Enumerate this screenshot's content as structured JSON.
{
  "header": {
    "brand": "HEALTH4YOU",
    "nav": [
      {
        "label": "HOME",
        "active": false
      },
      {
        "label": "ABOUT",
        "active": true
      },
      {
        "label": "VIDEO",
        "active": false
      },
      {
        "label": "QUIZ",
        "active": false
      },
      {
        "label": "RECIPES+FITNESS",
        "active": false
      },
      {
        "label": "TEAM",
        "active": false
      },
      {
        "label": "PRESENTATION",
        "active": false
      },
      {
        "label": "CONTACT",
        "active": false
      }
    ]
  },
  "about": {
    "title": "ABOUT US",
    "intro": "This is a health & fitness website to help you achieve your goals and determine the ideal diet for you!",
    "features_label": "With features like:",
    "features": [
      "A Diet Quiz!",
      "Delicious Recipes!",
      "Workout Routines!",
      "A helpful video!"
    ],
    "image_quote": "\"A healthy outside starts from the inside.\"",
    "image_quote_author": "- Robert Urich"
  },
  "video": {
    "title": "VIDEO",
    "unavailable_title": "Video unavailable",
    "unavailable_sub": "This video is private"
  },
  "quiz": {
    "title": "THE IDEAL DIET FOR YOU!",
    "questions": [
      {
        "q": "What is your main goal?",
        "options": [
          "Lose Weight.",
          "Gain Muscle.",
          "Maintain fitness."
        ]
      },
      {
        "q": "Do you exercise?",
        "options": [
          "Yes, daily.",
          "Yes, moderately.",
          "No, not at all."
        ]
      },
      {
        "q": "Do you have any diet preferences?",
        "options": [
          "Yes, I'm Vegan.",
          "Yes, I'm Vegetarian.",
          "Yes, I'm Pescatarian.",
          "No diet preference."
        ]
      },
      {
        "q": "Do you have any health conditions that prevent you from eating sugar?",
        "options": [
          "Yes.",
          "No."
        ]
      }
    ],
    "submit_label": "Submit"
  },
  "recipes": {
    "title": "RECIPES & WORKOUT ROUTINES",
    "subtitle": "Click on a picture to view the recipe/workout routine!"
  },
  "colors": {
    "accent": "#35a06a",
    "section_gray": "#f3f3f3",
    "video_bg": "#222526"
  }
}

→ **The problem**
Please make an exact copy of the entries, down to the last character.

→ **Task response**
Enumerate this screenshot's content as structured JSON.
{
  "header": {
    "brand": "HEALTH4YOU",
    "nav": [
      {
        "label": "HOME",
        "active": false
      },
      {
        "label": "ABOUT",
        "active": true
      },
      {
        "label": "VIDEO",
        "active": false
      },
      {
        "label": "QUIZ",
        "active": false
      },
      {
        "label": "RECIPES+FITNESS",
        "active": false
      },
      {
        "label": "TEAM",
        "active": false
      },
      {
        "label": "PRESENTATION",
        "active": false
      },
      {
        "label": "CONTACT",
        "active": false
      }
    ]
  },
  "about": {
    "title": "ABOUT US",
    "intro": "This is a health & fitness website to help you achieve your goals and determine the ideal diet for you!",
    "features_label": "With features like:",
    "features": [
      "A Diet Quiz!",
      "Delicious Recipes!",
      "Workout Routines!",
      "A helpful video!"
    ],
    "image_quote": "\"A healthy outside starts from the inside.\"",
    "image_quote_author": "- Robert Urich"
  },
  "video": {
    "title": "VIDEO",
    "unavailable_title": "Video unavailable",
    "unavailable_sub": "This video is private"
  },
  "quiz": {
    "title": "THE IDEAL DIET FOR YOU!",
    "questions": [
      {
        "q": "What is your main goal?",
        "options": [
          "Lose Weight.",
          "Gain Muscle.",
          "Maintain fitness."
        ]
      },
      {
        "q": "Do you exercise?",
        "options": [
          "Yes, daily.",
          "Yes, moderately.",
          "No, not at all."
        ]
      },
      {
        "q": "Do you have any diet preferences?",
        "options": [
          "Yes, I'm Vegan.",
          "Yes, I'm Vegetarian.",
          "Yes, I'm Pescatarian.",
          "No diet preference."
        ]
      },
      {
        "q": "Do you have any health conditions that prevent you from eating sugar?",
        "options": [
          "Yes.",
          "No."
        ]
      }
    ],
    "submit_label": "Submit"
  },
  "recipes": {
    "title": "RECIPES & WORKOUT ROUTINES",
    "subtitle": "Click on a picture to view the recipe/workout routine!"
  },
  "colors": {
    "accent": "#35a06a",
    "section_gray": "#f3f3f3",
    "video_bg": "#222526"
  }
}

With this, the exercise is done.